Luluco was always filled with references to other Trigger anime. For example, the Space Patrol’s General Manager of Over Justice is the titular Inferno Cop from Inferno Cop sporting Tengen Toppa Gurren Lagann Kamina’s glasses. However, these were always background nods, much like Isaac and Miria’s (Baccano!) appearance in Durarara!! — a wink at the fans without having much bearing on the overall narrative. This is referential fanservice done right. A property has to stand on its own and have something to offer beyond references to other series. For its first two seasons, and even the Kill la Kill episode in season three, Luluco did just that. It was a coming-of-age story surrounded by original jokes as well as in-jokes, striking a strong balance between the two.
Unfortunately, the more recent references to Little Witch Academia and Sex and Violence with Machspeed drowned out what made the series so charming — Luluco’s adolescent struggles and character interactions between Luluco, her family members, Nova, and Midori. While I love Little Witch Academia, Luluco’s interactions with Sucy Manbavaran dragged, slowing down the pace of the series. The Sex and Violence with Machspeed episode that followed not only referenced a fairly obscure part of the Trigger catalogue to begin with, but forced Luluco to further take a backseat in her own story while Machspeed and company bounced around, blowing things up. In both cases, these references completely overwhelm the original narrative of Space Patrol Luluco, making their episodes obtrusive and uninteresting.
Is it just me? Perhaps. I’m fully willing to acknowledge the fact that my own expectations based on Luluco‘s first few episodes are now playing a large role in my recent disappointment. This isn’t the first time that this has happened and it certainly won’t be the last.

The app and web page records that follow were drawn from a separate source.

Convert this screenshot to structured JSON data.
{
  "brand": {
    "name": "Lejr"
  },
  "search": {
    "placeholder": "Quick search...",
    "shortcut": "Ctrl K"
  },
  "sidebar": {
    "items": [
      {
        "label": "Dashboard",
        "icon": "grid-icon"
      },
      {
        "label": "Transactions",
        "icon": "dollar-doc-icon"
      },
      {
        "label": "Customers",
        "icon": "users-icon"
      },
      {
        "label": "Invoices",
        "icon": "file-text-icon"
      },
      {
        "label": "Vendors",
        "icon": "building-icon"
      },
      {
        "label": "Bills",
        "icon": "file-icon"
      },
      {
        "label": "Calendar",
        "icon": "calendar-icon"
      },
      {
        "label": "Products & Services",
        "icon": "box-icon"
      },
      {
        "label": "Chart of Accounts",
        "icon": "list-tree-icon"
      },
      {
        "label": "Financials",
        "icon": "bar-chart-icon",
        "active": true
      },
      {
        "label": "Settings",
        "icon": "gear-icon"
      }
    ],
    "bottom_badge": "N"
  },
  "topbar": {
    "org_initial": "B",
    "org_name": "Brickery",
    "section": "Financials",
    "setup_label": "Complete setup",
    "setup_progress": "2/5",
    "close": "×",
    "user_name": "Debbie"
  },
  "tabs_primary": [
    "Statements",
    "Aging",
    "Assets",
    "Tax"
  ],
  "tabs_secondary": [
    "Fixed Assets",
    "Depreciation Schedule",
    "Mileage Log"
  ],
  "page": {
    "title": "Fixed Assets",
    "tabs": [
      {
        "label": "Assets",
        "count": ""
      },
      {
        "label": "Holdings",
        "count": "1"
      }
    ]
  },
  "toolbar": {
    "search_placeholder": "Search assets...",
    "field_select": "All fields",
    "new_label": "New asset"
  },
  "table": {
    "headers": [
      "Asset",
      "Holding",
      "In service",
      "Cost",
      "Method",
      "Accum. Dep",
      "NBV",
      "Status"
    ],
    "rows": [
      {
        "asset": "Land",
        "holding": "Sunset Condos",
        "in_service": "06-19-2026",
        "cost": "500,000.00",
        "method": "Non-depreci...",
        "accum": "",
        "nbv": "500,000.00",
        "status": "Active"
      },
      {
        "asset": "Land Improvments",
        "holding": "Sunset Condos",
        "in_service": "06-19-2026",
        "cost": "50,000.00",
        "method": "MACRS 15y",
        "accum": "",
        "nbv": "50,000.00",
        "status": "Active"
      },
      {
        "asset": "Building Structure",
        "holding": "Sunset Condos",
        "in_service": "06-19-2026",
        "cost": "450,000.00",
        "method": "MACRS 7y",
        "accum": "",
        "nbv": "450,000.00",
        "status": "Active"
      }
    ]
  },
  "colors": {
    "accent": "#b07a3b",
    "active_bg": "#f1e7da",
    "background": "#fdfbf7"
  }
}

However, I think it’s also important that referential material doesn’t overwhelm what once was a poignant and emotionally-resonant narrative, something that many properties struggle with, all-too-often settling for the lowest common denominator — throwing out references and expecting an automatic laugh or nostalgic feeling.